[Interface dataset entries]
——

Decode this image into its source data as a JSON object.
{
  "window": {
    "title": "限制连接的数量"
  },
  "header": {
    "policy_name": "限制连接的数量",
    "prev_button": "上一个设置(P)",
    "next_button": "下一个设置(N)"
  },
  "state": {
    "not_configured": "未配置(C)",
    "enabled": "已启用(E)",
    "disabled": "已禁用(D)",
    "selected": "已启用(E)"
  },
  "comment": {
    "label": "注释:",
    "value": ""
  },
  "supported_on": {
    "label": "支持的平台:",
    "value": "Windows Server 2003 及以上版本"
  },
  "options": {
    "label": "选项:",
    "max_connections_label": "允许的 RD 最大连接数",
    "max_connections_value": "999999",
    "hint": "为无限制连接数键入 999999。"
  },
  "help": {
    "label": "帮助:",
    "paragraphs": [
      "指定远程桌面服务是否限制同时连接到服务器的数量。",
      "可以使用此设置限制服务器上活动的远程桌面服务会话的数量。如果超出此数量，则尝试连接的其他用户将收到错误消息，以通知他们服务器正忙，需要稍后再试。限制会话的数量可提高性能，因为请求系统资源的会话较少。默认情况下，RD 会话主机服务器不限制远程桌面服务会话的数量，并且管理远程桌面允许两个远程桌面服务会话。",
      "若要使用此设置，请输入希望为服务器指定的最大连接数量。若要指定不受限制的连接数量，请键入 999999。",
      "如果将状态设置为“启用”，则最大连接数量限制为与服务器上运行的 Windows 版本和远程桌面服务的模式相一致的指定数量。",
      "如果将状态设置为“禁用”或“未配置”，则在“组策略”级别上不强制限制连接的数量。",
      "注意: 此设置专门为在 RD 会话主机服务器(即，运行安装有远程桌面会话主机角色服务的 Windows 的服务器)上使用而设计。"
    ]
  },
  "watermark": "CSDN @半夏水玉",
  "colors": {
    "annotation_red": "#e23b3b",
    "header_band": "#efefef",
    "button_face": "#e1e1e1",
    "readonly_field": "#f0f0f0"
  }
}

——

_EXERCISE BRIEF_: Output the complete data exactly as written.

_RESULT OF THIS TASK_:
Decode this image into its source data as a JSON object.
{
  "window": {
    "title": "限制连接的数量"
  },
  "header": {
    "policy_name": "限制连接的数量",
    "prev_button": "上一个设置(P)",
    "next_button": "下一个设置(N)"
  },
  "state": {
    "not_configured": "未配置(C)",
    "enabled": "已启用(E)",
    "disabled": "已禁用(D)",
    "selected": "已启用(E)"
  },
  "comment": {
    "label": "注释:",
    "value": ""
  },
  "supported_on": {
    "label": "支持的平台:",
    "value": "Windows Server 2003 及以上版本"
  },
  "options": {
    "label": "选项:",
    "max_connections_label": "允许的 RD 最大连接数",
    "max_connections_value": "999999",
    "hint": "为无限制连接数键入 999999。"
  },
  "help": {
    "label": "帮助:",
    "paragraphs": [
      "指定远程桌面服务是否限制同时连接到服务器的数量。",
      "可以使用此设置限制服务器上活动的远程桌面服务会话的数量。如果超出此数量，则尝试连接的其他用户将收到错误消息，以通知他们服务器正忙，需要稍后再试。限制会话的数量可提高性能，因为请求系统资源的会话较少。默认情况下，RD 会话主机服务器不限制远程桌面服务会话的数量，并且管理远程桌面允许两个远程桌面服务会话。",
      "若要使用此设置，请输入希望为服务器指定的最大连接数量。若要指定不受限制的连接数量，请键入 999999。",
      "如果将状态设置为“启用”，则最大连接数量限制为与服务器上运行的 Windows 版本和远程桌面服务的模式相一致的指定数量。",
      "如果将状态设置为“禁用”或“未配置”，则在“组策略”级别上不强制限制连接的数量。",
      "注意: 此设置专门为在 RD 会话主机服务器(即，运行安装有远程桌面会话主机角色服务的 Windows 的服务器)上使用而设计。"
    ]
  },
  "watermark": "CSDN @半夏水玉",
  "colors": {
    "annotation_red": "#e23b3b",
    "header_band": "#efefef",
    "button_face": "#e1e1e1",
    "readonly_field": "#f0f0f0"
  }
}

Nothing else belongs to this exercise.